A Copyright Ontology for Content Rights Management

An ontology is a formalisation of concepts and relations within a domain. The Copyright Ontology tries to formalise the copyright domain as a way to facilitate automated (or computer-supported) copyright management through the whole content value chain, as it is shaped by copyright law. Therefore, it does not focus just on the last step, end-users permissions to consume content, like many rights languages and ontologies do.

It is a Web Ontology, and thus it is implemented using the World Wide Web Consortium (W3C) standards Resource Description Framework (RDF) and Web Ontology Language (OWL).


The copyright domain is quite complex, so the Copyright Ontology attempts its conceptualisation in three steps, which allows incrementally facing this process.

First, the objective is to represent the most primitive part, the Creation Model, the different shapes creations take along their lifecycle. Second the Action Model, the available actions that move creations along their life cycle. Finally, the Rights Model, which constraints what actions are favoured or restricted based on different legal regimes:

  1. Creation Model - different shapes of copyright creations along their lifecycle.
  2. Actions Model - copyright actions moving creations along their lifecycle.
  3. Rights Model - legal constructs regulating what actions are favoured or restricted.

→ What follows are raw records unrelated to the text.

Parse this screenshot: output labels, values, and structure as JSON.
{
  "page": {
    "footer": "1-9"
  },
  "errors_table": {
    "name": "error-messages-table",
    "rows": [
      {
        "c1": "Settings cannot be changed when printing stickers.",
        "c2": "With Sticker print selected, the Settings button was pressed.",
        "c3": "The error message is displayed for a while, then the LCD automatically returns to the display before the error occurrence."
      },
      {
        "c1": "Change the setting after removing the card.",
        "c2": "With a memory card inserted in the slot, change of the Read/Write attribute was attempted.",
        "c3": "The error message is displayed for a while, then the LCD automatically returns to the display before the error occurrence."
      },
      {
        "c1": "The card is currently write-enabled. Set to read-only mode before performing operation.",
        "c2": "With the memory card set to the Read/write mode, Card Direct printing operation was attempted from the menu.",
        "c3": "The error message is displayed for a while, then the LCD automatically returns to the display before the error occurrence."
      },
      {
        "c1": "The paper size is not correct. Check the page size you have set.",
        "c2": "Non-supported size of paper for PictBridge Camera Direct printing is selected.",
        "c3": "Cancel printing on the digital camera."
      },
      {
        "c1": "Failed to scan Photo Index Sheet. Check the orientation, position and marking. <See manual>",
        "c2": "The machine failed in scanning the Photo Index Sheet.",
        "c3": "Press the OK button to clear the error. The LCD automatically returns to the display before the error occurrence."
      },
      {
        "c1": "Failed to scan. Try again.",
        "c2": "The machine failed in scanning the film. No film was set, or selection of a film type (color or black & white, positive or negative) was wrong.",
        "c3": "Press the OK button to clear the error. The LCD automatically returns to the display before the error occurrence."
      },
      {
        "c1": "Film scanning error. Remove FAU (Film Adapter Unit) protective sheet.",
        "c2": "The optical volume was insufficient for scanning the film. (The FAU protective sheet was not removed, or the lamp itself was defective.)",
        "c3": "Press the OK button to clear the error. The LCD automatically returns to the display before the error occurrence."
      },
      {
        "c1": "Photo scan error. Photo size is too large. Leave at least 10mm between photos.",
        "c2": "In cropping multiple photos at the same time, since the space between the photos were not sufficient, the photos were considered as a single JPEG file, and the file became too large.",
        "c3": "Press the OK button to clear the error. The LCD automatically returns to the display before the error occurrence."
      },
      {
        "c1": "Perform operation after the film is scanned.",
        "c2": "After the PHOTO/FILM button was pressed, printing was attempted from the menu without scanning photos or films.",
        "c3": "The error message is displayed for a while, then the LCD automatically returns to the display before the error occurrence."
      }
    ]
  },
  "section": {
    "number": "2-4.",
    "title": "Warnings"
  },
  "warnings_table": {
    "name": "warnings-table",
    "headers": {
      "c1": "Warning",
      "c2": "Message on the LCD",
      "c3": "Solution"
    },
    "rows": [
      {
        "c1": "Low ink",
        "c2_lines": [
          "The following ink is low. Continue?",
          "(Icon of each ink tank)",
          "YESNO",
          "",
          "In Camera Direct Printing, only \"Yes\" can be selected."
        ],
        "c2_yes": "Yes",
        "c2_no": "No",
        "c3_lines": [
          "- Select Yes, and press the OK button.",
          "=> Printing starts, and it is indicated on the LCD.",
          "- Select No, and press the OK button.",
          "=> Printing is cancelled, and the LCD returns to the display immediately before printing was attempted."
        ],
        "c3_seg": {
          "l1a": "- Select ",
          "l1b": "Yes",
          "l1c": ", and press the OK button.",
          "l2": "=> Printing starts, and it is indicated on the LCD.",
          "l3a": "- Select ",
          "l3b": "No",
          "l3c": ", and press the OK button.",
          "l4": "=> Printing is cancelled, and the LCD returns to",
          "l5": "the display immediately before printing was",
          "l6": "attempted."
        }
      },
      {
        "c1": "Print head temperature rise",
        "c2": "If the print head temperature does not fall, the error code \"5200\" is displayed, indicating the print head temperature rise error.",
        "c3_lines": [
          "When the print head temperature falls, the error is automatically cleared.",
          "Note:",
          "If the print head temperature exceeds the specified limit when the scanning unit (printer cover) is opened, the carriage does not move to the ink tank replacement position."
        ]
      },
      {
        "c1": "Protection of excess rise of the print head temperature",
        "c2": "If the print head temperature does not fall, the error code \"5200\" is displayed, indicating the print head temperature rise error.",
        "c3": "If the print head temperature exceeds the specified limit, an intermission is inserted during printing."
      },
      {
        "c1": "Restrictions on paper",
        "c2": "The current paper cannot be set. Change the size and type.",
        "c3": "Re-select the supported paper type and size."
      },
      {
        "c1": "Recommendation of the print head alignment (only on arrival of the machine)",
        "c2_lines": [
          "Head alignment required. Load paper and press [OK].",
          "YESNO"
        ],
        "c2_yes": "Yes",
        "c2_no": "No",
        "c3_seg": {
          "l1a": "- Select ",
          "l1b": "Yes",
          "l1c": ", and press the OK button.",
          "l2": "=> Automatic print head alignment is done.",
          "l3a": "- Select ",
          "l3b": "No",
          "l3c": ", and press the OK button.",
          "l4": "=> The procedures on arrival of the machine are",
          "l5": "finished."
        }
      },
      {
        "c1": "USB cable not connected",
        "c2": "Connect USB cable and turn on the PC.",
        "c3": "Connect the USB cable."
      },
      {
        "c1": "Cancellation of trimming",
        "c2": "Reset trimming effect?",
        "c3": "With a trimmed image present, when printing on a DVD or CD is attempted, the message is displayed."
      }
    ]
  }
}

Different legal systems can be represented, from generic rights frameworks geared towards worldwide harmonisation like those proposed by the World Intellectual Property Organization (WIPO) to specific rights in a particular legal regime like the U.S. Digital Performance Right in Sound Recordings

Figure 1 shows and overview of how some of the concepts in these 3 models relate.

Figure 1. Overview of how the main concepts in the Creation, Rights and Actions Models relate

To facilitate the adoption of the Copyright Ontology, it is built on top of the generic ontology provided by the vocabulary, one of the best-known and more widely used data vocabularies, promoted by the leading search engines (Google, Yahoo, Bing and Yandex). An RDF version of has been used, which is automatically generated from the official RDFa version using pyRdfa using: